Lambton County was named after one of the Englishmen who did more to bring about Confederation in the then widely separate and extremely vulnerable colonies that made up what is now Canada. A commoner who wished to liberalize the Government of Britain to such an extent that House of Lords might be governable, he urged the creation of new peers to liberalize the make up of that extremely hard-shell body. And as a result John George Lambton, Esqure, become the first Earl of Durham. And he became such a radical peer as ore a few of the Laborites who were raised to the Chamber to give the present Government of Britain a voice in that House.
He come out to Canada to study the conditions that led to the Rebellion of 1837. Arriving in Quebec early in 1838, his first act was to amnesty the bulk of the rebels held in custody, and then to rid himself of the Two Governor's Councils in Quebec and Ontario - then Lower and Upper Canada, and to appoint men more in sympathy with the aims of the people of Canada. In the two years, 1838-1839, he made a whirlwind study of conditions and to learn the conditions he visited the country being back in stage-coach and sailing days - to find out for himself. The result of this was the famous Durham Report that led to Union of Upper and Lower Canada and was the transitionary stage between the status of a colony and that of the present Dominion. It liberalized British Colonial Policy to such an extent that he was accused radicalism. But his acts are the reason why a possible rebellion did not sever those ties that have made Britain and Canada the good friends they are today.
When Earl Durham visited this area, it was part of the Western District of Upper Canada, and had not yet become part of Kent County, which was set up later. At that time the center was not Sarnia, which then bore an Indian name, and was to become known first as Port Sarnia before being shortened to the present name. The centre of that was Point Edward, then, as now, a thriving little town, and port.
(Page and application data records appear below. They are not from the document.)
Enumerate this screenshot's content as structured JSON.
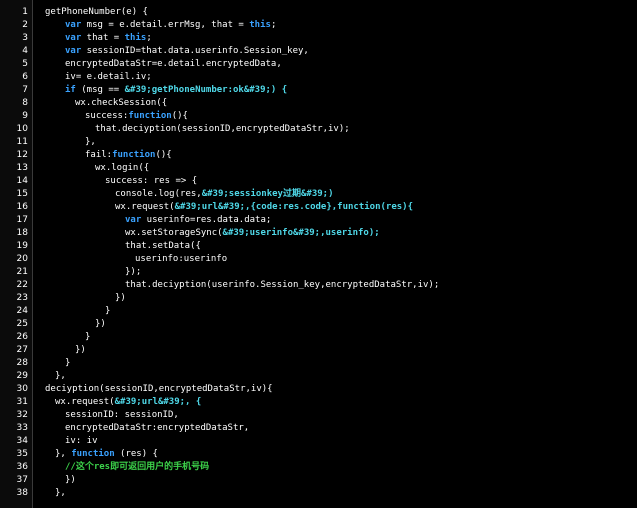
{
  "lines": [
    {
      "n": "1",
      "indent": 0,
      "parts": [
        [
          "pl",
          "getPhoneNumber(e) {"
        ]
      ]
    },
    {
      "n": "2",
      "indent": 2,
      "parts": [
        [
          "kw",
          "var"
        ],
        [
          "pl",
          " msg = e.detail.errMsg, that = "
        ],
        [
          "kw",
          "this"
        ],
        [
          "pl",
          ";"
        ]
      ]
    },
    {
      "n": "3",
      "indent": 2,
      "parts": [
        [
          "kw",
          "var"
        ],
        [
          "pl",
          " that = "
        ],
        [
          "kw",
          "this"
        ],
        [
          "pl",
          ";"
        ]
      ]
    },
    {
      "n": "4",
      "indent": 2,
      "parts": [
        [
          "kw",
          "var"
        ],
        [
          "pl",
          " sessionID=that.data.userinfo.Session_key,"
        ]
      ]
    },
    {
      "n": "5",
      "indent": 2,
      "parts": [
        [
          "pl",
          "encryptedDataStr=e.detail.encryptedData,"
        ]
      ]
    },
    {
      "n": "6",
      "indent": 2,
      "parts": [
        [
          "pl",
          "iv= e.detail.iv;"
        ]
      ]
    },
    {
      "n": "7",
      "indent": 2,
      "parts": [
        [
          "kw",
          "if"
        ],
        [
          "pl",
          " (msg == "
        ],
        [
          "str",
          "&#39;getPhoneNumber:ok&#39;) {"
        ]
      ]
    },
    {
      "n": "8",
      "indent": 3,
      "parts": [
        [
          "pl",
          "wx.checkSession({"
        ]
      ]
    },
    {
      "n": "9",
      "indent": 4,
      "parts": [
        [
          "pl",
          "success:"
        ],
        [
          "fn",
          "function"
        ],
        [
          "pl",
          "(){"
        ]
      ]
    },
    {
      "n": "10",
      "indent": 5,
      "parts": [
        [
          "pl",
          "that.deciyption(sessionID,encryptedDataStr,iv);"
        ]
      ]
    },
    {
      "n": "11",
      "indent": 4,
      "parts": [
        [
          "pl",
          "},"
        ]
      ]
    },
    {
      "n": "12",
      "indent": 4,
      "parts": [
        [
          "pl",
          "fail:"
        ],
        [
          "fn",
          "function"
        ],
        [
          "pl",
          "(){"
        ]
      ]
    },
    {
      "n": "13",
      "indent": 5,
      "parts": [
        [
          "pl",
          "wx.login({"
        ]
      ]
    },
    {
      "n": "14",
      "indent": 6,
      "parts": [
        [
          "pl",
          "success: res => {"
        ]
      ]
    },
    {
      "n": "15",
      "indent": 7,
      "parts": [
        [
          "pl",
          "console.log(res,"
        ],
        [
          "str",
          "&#39;sessionkey过期&#39;)"
        ]
      ]
    },
    {
      "n": "16",
      "indent": 7,
      "parts": [
        [
          "pl",
          "wx.request("
        ],
        [
          "str",
          "&#39;url&#39;,{code:res.code},function(res){"
        ]
      ]
    },
    {
      "n": "17",
      "indent": 8,
      "parts": [
        [
          "kw",
          "var"
        ],
        [
          "pl",
          " userinfo=res.data.data;"
        ]
      ]
    },
    {
      "n": "18",
      "indent": 8,
      "parts": [
        [
          "pl",
          "wx.setStorageSync("
        ],
        [
          "str",
          "&#39;userinfo&#39;,userinfo);"
        ]
      ]
    },
    {
      "n": "19",
      "indent": 8,
      "parts": [
        [
          "pl",
          "that.setData({"
        ]
      ]
    },
    {
      "n": "20",
      "indent": 9,
      "parts": [
        [
          "pl",
          "userinfo:userinfo"
        ]
      ]
    },
    {
      "n": "21",
      "indent": 8,
      "parts": [
        [
          "pl",
          "});"
        ]
      ]
    },
    {
      "n": "22",
      "indent": 8,
      "parts": [
        [
          "pl",
          "that.deciyption(userinfo.Session_key,encryptedDataStr,iv);"
        ]
      ]
    },
    {
      "n": "23",
      "indent": 7,
      "parts": [
        [
          "pl",
          "})"
        ]
      ]
    },
    {
      "n": "24",
      "indent": 6,
      "parts": [
        [
          "pl",
          "}"
        ]
      ]
    },
    {
      "n": "25",
      "indent": 5,
      "parts": [
        [
          "pl",
          "})"
        ]
      ]
    },
    {
      "n": "26",
      "indent": 4,
      "parts": [
        [
          "pl",
          "}"
        ]
      ]
    },
    {
      "n": "27",
      "indent": 3,
      "parts": [
        [
          "pl",
          "})"
        ]
      ]
    },
    {
      "n": "28",
      "indent": 2,
      "parts": [
        [
          "pl",
          "}"
        ]
      ]
    },
    {
      "n": "29",
      "indent": 1,
      "parts": [
        [
          "pl",
          "},"
        ]
      ]
    },
    {
      "n": "30",
      "indent": 0,
      "parts": [
        [
          "pl",
          "deciyption(sessionID,encryptedDataStr,iv){"
        ]
      ]
    },
    {
      "n": "31",
      "indent": 1,
      "parts": [
        [
          "pl",
          "wx.request("
        ],
        [
          "str",
          "&#39;url&#39;, {"
        ]
      ]
    },
    {
      "n": "32",
      "indent": 2,
      "parts": [
        [
          "pl",
          "sessionID: sessionID,"
        ]
      ]
    },
    {
      "n": "33",
      "indent": 2,
      "parts": [
        [
          "pl",
          "encryptedDataStr:encryptedDataStr,"
        ]
      ]
    },
    {
      "n": "34",
      "indent": 2,
      "parts": [
        [
          "pl",
          "iv: iv"
        ]
      ]
    },
    {
      "n": "35",
      "indent": 1,
      "parts": [
        [
          "pl",
          "}, "
        ],
        [
          "fn",
          "function"
        ],
        [
          "pl",
          " (res) {"
        ]
      ]
    },
    {
      "n": "36",
      "indent": 2,
      "parts": [
        [
          "cm",
          "//这个res即可返回用户的手机号码"
        ]
      ]
    },
    {
      "n": "37",
      "indent": 2,
      "parts": [
        [
          "pl",
          "})"
        ]
      ]
    },
    {
      "n": "38",
      "indent": 1,
      "parts": [
        [
          "pl",
          "},"
        ]
      ]
    }
  ]
}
Not particularly popular with the former Council members and their following, Durham was, however, wildly popular with the common people. So his visit was occasion of a hilarious cerebration. In his honor an arch was set across the street, down which he must travel to the welcoming platform. The arch took the form of a small platform extending from one ton of hay on the left to one ton of hay on the right and on the platform was a lamb. Thus the Earl's family name was symbolized Lambton. From the other platform, Durham was welcomed to the town. To honour the occasion, he gave the name of Lambton to the district. It was some years before the county was set up, and now separate from Kent was called Lambton. Another county vies with Lambton in honouring this man, and that is Durham, in Eastern Ontario.
And until shortly before the end of the last century, the stationary of the county bore a picture of the symbolic scene, the platform set on the two tons of hay, the lamb and the cheering throng.
- County of Lambton, 150th Sesqui-Centennial